The news is carrying stories and photos of depleted shelves in stores. Facebook users are sharing cartoons of people stocking up on food, sanitizers, and toilet paper. The current pandemic is transforming many people into hoarders. They are trying to be proactive—preparing for the future. As a result, people who really need some of these supplies are being deprived.
I remember when Sister Karla explained that her vow of poverty kept her from having two of everything: one as a backup— just in case. Her thinking was in line with Gospel living. Jesus was definitely against hoarding. He told his disciples to go forth with “no bag, or two tunics, or sandals, or a staff” (Matthew 10:10). Hoarding is a sign of greed, one of the seven deadly sins that spawn other sins.
Jesus warned us against hoarding by a parable:
“Watch out! Be on your guard against all kinds of greed; life does not consist in an abundance of possessions.” And he told them this parable: “The ground of a certain rich man yielded an abundant harvest. He thought to himself, ‘What shall I do? I have no place to store my crops.’ “Then he said, ‘This is what I’ll do. I will tear down my barns and build bigger ones, and there I will store my surplus grain. And I’ll say to myself, “You have plenty of grain laid up for many years. Take life easy; eat, drink and be merry.”‘ “But God said to him, ‘You fool! This very night your life will be demanded from you.

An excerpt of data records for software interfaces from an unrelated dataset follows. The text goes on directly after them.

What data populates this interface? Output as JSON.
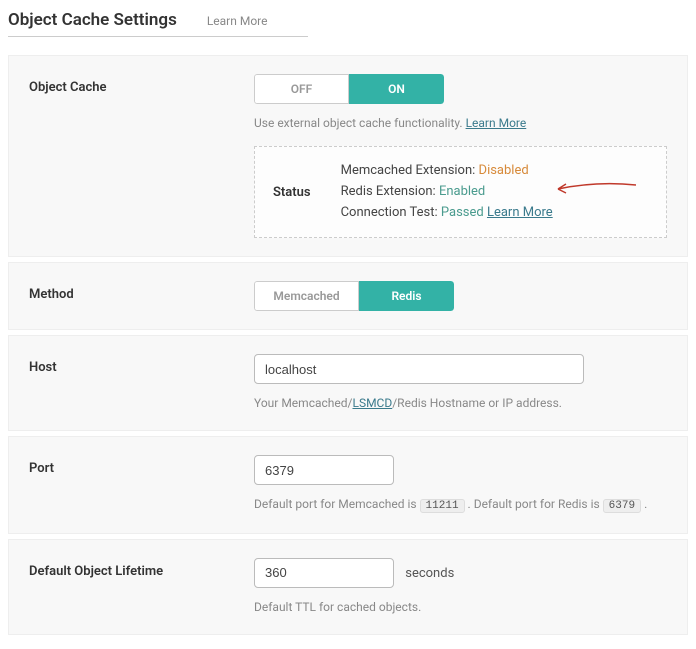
{
  "header": {
    "title": "Object Cache Settings",
    "learn_more": "Learn More"
  },
  "object_cache": {
    "label": "Object Cache",
    "off": "OFF",
    "on": "ON",
    "helper": "Use external object cache functionality. ",
    "helper_link": "Learn More",
    "status_label": "Status",
    "memcached_label": "Memcached Extension: ",
    "memcached_status": "Disabled",
    "redis_label": "Redis Extension: ",
    "redis_status": "Enabled",
    "connection_label": "Connection Test: ",
    "connection_status": "Passed",
    "connection_link": "Learn More"
  },
  "method": {
    "label": "Method",
    "memcached": "Memcached",
    "redis": "Redis"
  },
  "host": {
    "label": "Host",
    "value": "localhost",
    "helper_pre": "Your Memcached/",
    "helper_link": "LSMCD",
    "helper_post": "/Redis Hostname or IP address."
  },
  "port": {
    "label": "Port",
    "value": "6379",
    "helper_pre": "Default port for Memcached is ",
    "memcached_port": "11211",
    "helper_mid": ". Default port for Redis is ",
    "redis_port": "6379",
    "helper_post": "."
  },
  "lifetime": {
    "label": "Default Object Lifetime",
    "value": "360",
    "suffix": "seconds",
    "helper": "Default TTL for cached objects."
  }
}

Then who will get what you have prepared for yourself?’ 21“This is how it will be with whoever stores up things for themselves but is not rich toward God.” (Luke 12:13—21)
Jesus urged us to trust God, who knows what we need. He said, “Do not worry about your life, what you will eat, or about your body…. Can any of you by worrying add a single hour to your span of life?” (Luke 12:22–25).

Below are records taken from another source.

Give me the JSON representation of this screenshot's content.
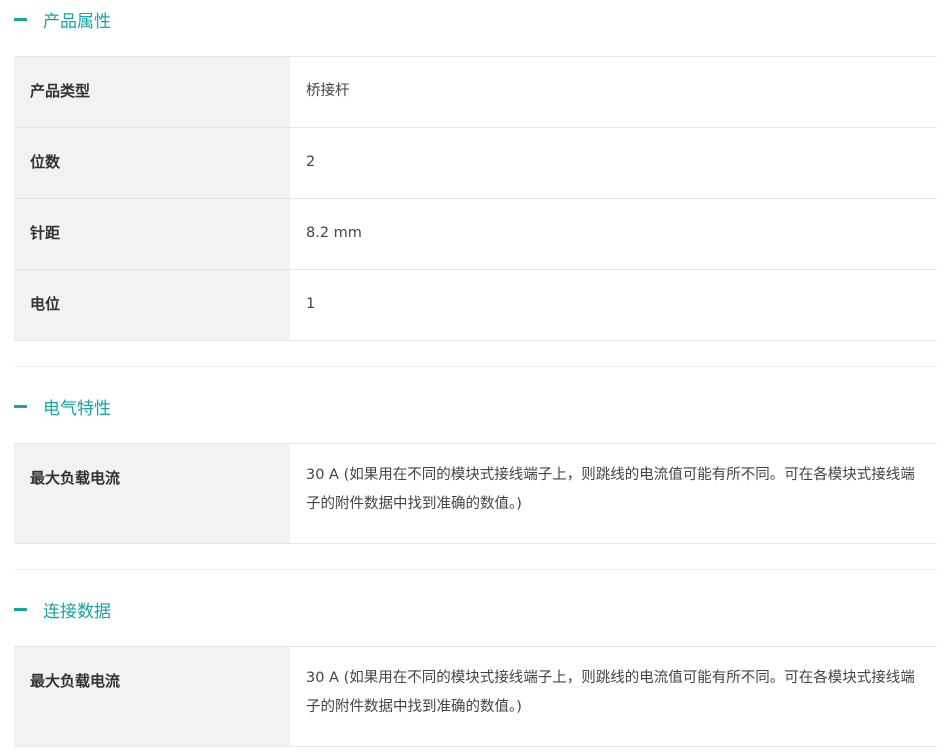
{
  "sections": [
    {
      "title": "产品属性",
      "rows": [
        {
          "label": "产品类型",
          "value": "桥接杆"
        },
        {
          "label": "位数",
          "value": "2"
        },
        {
          "label": "针距",
          "value": "8.2 mm"
        },
        {
          "label": "电位",
          "value": "1"
        }
      ]
    },
    {
      "title": "电气特性",
      "rows": [
        {
          "label": "最大负载电流",
          "value": "30 A (如果用在不同的模块式接线端子上，则跳线的电流值可能有所不同。可在各模块式接线端子的附件数据中找到准确的数值。)"
        }
      ]
    },
    {
      "title": "连接数据",
      "rows": [
        {
          "label": "最大负载电流",
          "value": "30 A (如果用在不同的模块式接线端子上，则跳线的电流值可能有所不同。可在各模块式接线端子的附件数据中找到准确的数值。)"
        }
      ]
    }
  ],
  "colors": {
    "accent": "#1aa3a3",
    "label_bg": "#f2f2f2",
    "border": "#e6e6e6"
  }
}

Interestingly, during the Exodus when the Israelites were hungry in the desert, God gave Moses these directions about the manna he was sending: “The people shall go out and gather enough for that day.” They were to gather only as much as each person needed. On the day before the Sabbath, they were to gather twice as much to carry over to that sacred day. But some Israelites went out on the Sabbath to collect more, angering the Lord.
When Jesus multiplied bread and fish, there was more than enough for everyone. There were seven baskets of leftovers. One modern interpretation of this miracle story is that food was provided not because Jesus multiplied it but because everyone shared. This isn’t true; otherwise at least one of the six accounts of the miracle in the Gospels would have mentioned it. However, the proposal makes a fitting lesson for us today.

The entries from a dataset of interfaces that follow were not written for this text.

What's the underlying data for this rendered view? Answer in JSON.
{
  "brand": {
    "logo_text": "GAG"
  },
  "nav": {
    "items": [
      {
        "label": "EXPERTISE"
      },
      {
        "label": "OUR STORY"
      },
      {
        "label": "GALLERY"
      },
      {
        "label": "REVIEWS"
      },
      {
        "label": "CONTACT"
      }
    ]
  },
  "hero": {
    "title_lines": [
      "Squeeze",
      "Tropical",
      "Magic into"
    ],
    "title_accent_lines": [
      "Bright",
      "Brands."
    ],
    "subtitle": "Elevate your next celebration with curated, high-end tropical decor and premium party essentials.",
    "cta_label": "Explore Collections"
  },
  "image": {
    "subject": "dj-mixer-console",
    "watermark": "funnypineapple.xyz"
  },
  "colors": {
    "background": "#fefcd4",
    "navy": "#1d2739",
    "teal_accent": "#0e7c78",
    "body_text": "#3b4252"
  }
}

This is a time for sharing. The morning after we were quarantined I had intended to go out for toothpaste. When I mentioned this to a friend, she said she could give me a tube.
Among the advice given for how to spend time in isolation productively is “clean out your closets.” I’m guessing that for many of us this has been far down on our to-do list. I feel guilty whenever I recall St. Basil’s wise observation:
“The bread in your cupboard belongs to the hungry; the coat unused in your closet belongs to the one who needs it; the shoes rotting in your closet belong to the one who has no shoes; the money which you hoard up belongs to the poor.”
A post on Facebook this morning: Be sure to stock up on compassion!
How has someone shared with you lately?